About

Welcome to the Texas Fashion Collection (TFC) at the University of North Texas (UNT).

The Texas Fashion Collection was formed by people with a passion for great design and a love of fashion history. In 1972, the combined collections of the Dallas Museum of Fashion grew to more than 3,000 items when Dr. Edward Mattil, then chairman of the art department, helped transfer ownership and brought the collection to the UNT campus. In 1989, Patti Lou Cobb joined the staff at UNT and instigated museum standards and practices that improved the level of preservation for the collection. In 1993, the university provided a newly renovated building that consolidated the collection into Scoular Hall. A National Endowment for the Arts grant for history and documentation was awarded to the Texas Fashion Collection in 1995. This grant laid the groundwork for the retrospective conversion of the catalog. Today, over 15,000 objects are housed in a 4,500 square foot climate-controlled space which makes it possible to inventory the collection as a whole for the first time. The Texas Fashion Collection is dedicated to preserving and documenting historically significant fashion, as an educational resource for students, researchers and the general public.

Collection Storage

  • 4,500 square foot climate-controlled room
  • 24-hour video surveillance
  • Maintained on a daily basis by curatorial staff, students, and volunteers
  • Open storage model, which allows for a small number of visitors

New Acquisitions

The TFC has limited resources available to purchase items from individuals, dealers, or at auction. Individuals may donate an item of clothing to the TFC or make contributions designated for acquiring new artifacts. For more information about donations, please click here.

Collection Criteria

The TFC collects 19th and 20th century couture, high fashion, and principal ready-to-wear designs by American and international designers who have designs under their own name or in conjunction with the fashion industry.

New acquisitions need to:

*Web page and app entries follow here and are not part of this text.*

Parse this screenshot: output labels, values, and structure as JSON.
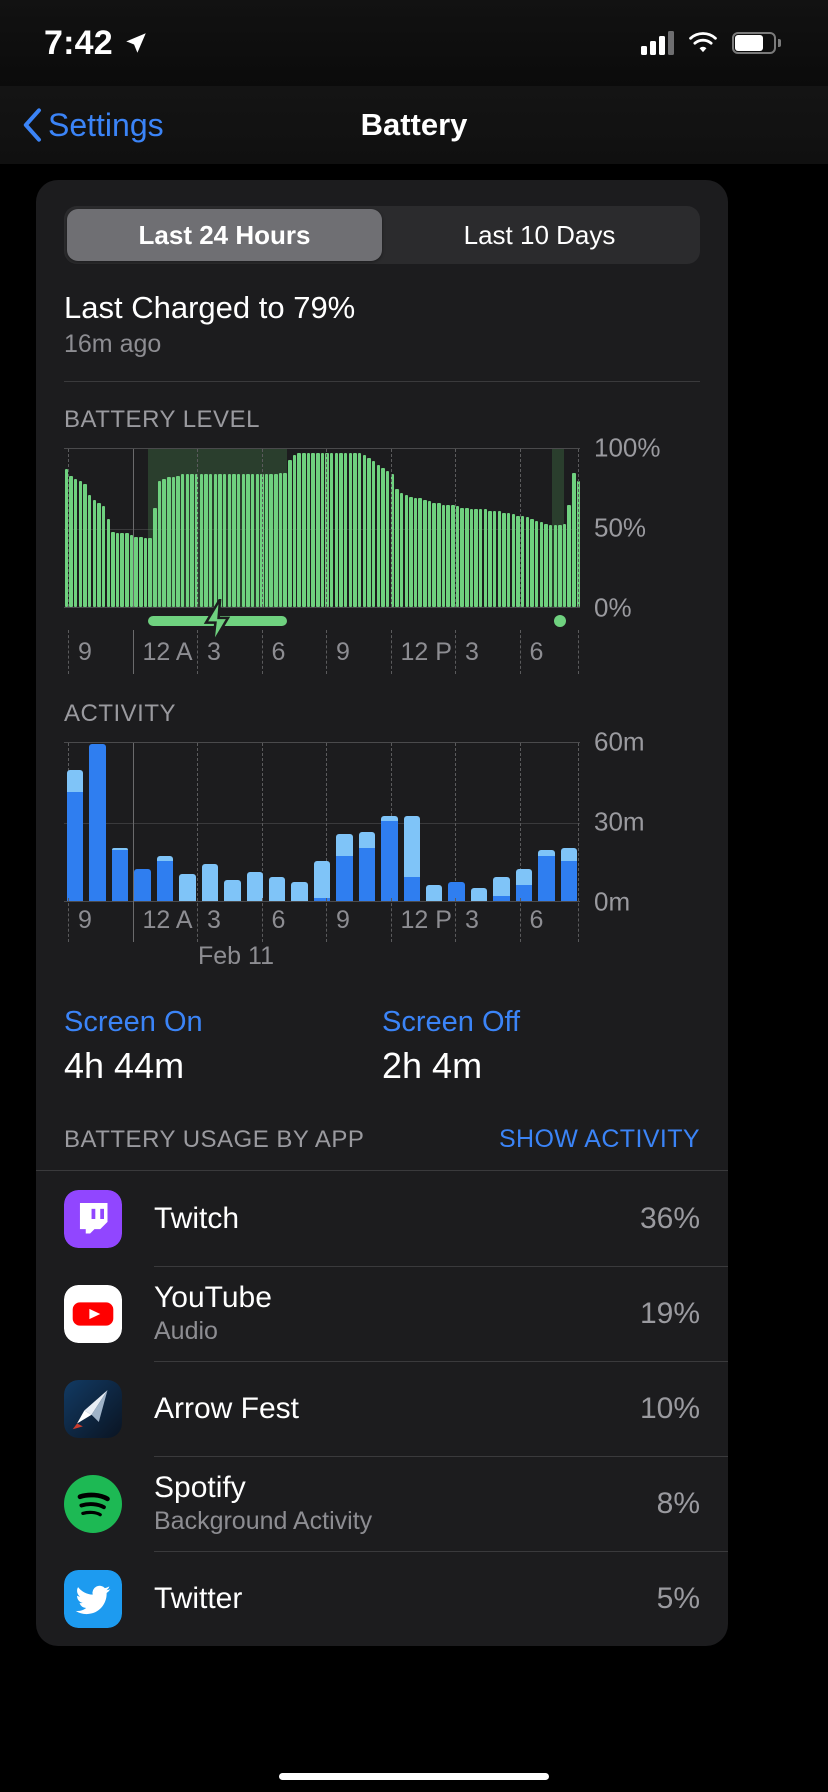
{
  "status_bar": {
    "time": "7:42",
    "location_icon": "location-arrow-icon",
    "cellular_icon": "signal-bars-icon",
    "wifi_icon": "wifi-icon",
    "battery_icon": "battery-icon"
  },
  "nav": {
    "back_label": "Settings",
    "title": "Battery",
    "back_icon": "chevron-left-icon"
  },
  "segmented": {
    "options": [
      "Last 24 Hours",
      "Last 10 Days"
    ],
    "selected_index": 0
  },
  "charged": {
    "title": "Last Charged to 79%",
    "subtitle": "16m ago"
  },
  "battery_level": {
    "section_label": "BATTERY LEVEL",
    "y_labels": [
      "100%",
      "50%",
      "0%"
    ],
    "x_labels": [
      "9",
      "12 A",
      "3",
      "6",
      "9",
      "12 P",
      "3",
      "6"
    ],
    "charging_icon": "lightning-bolt-icon"
  },
  "activity": {
    "section_label": "ACTIVITY",
    "y_labels": [
      "60m",
      "30m",
      "0m"
    ],
    "x_labels": [
      "9",
      "12 A",
      "3",
      "6",
      "9",
      "12 P",
      "3",
      "6"
    ],
    "day_label": "Feb 11"
  },
  "screen_times": [
    {
      "label": "Screen On",
      "value": "4h 44m"
    },
    {
      "label": "Screen Off",
      "value": "2h 4m"
    }
  ],
  "usage": {
    "title": "BATTERY USAGE BY APP",
    "action": "SHOW ACTIVITY"
  },
  "apps": [
    {
      "name": "Twitch",
      "subtitle": "",
      "percent": "36%",
      "icon": "twitch-icon",
      "color": "#9146ff"
    },
    {
      "name": "YouTube",
      "subtitle": "Audio",
      "percent": "19%",
      "icon": "youtube-icon",
      "color": "#ffffff"
    },
    {
      "name": "Arrow Fest",
      "subtitle": "",
      "percent": "10%",
      "icon": "arrowfest-icon",
      "color": "#10243f"
    },
    {
      "name": "Spotify",
      "subtitle": "Background Activity",
      "percent": "8%",
      "icon": "spotify-icon",
      "color": "#1db954"
    },
    {
      "name": "Twitter",
      "subtitle": "",
      "percent": "5%",
      "icon": "twitter-icon",
      "color": "#1d9bf0"
    }
  ],
  "colors": {
    "accent": "#3b84f7",
    "battery_green": "#6fd17f",
    "charge_shade": "#3b5e3f",
    "screen_on_blue": "#2f7ef0",
    "screen_off_blue": "#7fc4f8",
    "card_bg": "#1c1c1e",
    "page_bg": "#000000"
  },
  "chart_data": [
    {
      "type": "bar",
      "title": "BATTERY LEVEL",
      "xlabel": "",
      "ylabel": "Battery %",
      "ylim": [
        0,
        100
      ],
      "ytick_labels": [
        "100%",
        "50%",
        "0%"
      ],
      "ytick_values": [
        100,
        50,
        0
      ],
      "xtick_labels": [
        "9",
        "12 A",
        "3",
        "6",
        "9",
        "12 P",
        "3",
        "6"
      ],
      "grid": true,
      "series_color": "#6fd17f",
      "values": [
        86,
        82,
        80,
        79,
        77,
        70,
        67,
        65,
        63,
        55,
        47,
        46,
        46,
        46,
        45,
        44,
        44,
        43,
        43,
        62,
        79,
        80,
        81,
        81,
        82,
        83,
        83,
        83,
        83,
        83,
        83,
        83,
        83,
        83,
        83,
        83,
        83,
        83,
        83,
        83,
        83,
        83,
        83,
        83,
        83,
        83,
        84,
        84,
        92,
        95,
        96,
        96,
        96,
        96,
        96,
        96,
        96,
        96,
        96,
        96,
        96,
        96,
        96,
        96,
        95,
        93,
        91,
        89,
        87,
        85,
        83,
        74,
        71,
        70,
        69,
        68,
        68,
        67,
        66,
        65,
        65,
        64,
        64,
        64,
        63,
        62,
        62,
        61,
        61,
        61,
        61,
        60,
        60,
        60,
        59,
        59,
        58,
        57,
        57,
        56,
        55,
        54,
        53,
        52,
        51,
        51,
        51,
        52,
        64,
        84,
        79
      ],
      "charging_intervals": [
        {
          "start_index": 18,
          "end_index": 47,
          "label": "charging"
        },
        {
          "start_index": 105,
          "end_index": 107,
          "label": "charging"
        }
      ],
      "annotations": [
        "lightning-bolt charging marker"
      ]
    },
    {
      "type": "bar",
      "stacked": true,
      "title": "ACTIVITY",
      "xlabel": "",
      "ylabel": "minutes",
      "ylim": [
        0,
        60
      ],
      "ytick_labels": [
        "60m",
        "30m",
        "0m"
      ],
      "ytick_values": [
        60,
        30,
        0
      ],
      "xtick_labels": [
        "9",
        "12 A",
        "3",
        "6",
        "9",
        "12 P",
        "3",
        "6"
      ],
      "day_annotation": "Feb 11",
      "grid": true,
      "series": [
        {
          "name": "Screen On",
          "color": "#2f7ef0",
          "values": [
            41,
            59,
            19,
            12,
            15,
            0,
            0,
            0,
            0,
            0,
            0,
            1,
            17,
            20,
            30,
            9,
            0,
            7,
            0,
            2,
            6,
            17,
            15
          ]
        },
        {
          "name": "Screen Off",
          "color": "#7fc4f8",
          "values": [
            8,
            0,
            1,
            0,
            2,
            10,
            14,
            8,
            11,
            9,
            7,
            14,
            8,
            6,
            2,
            23,
            6,
            0,
            5,
            7,
            6,
            2,
            5
          ]
        }
      ]
    }
  ]
}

  • Represent a significant design aspect of 19th or 20th century dress for women, men, and children
  • Not duplicate artifacts already in the collection
  • Be in pristine to good condition with no damage
  • Be well documented as to the garment’s origin

The TFC does not accept:

  • Military, scout, or nursing uniforms
  • Theatrical, Halloween, or performing arts costumes
  • Dress designed for pageants, festivals, or theme parties
  • Household items unrelated to dress, such as tablecloth, linens, quilts or samplers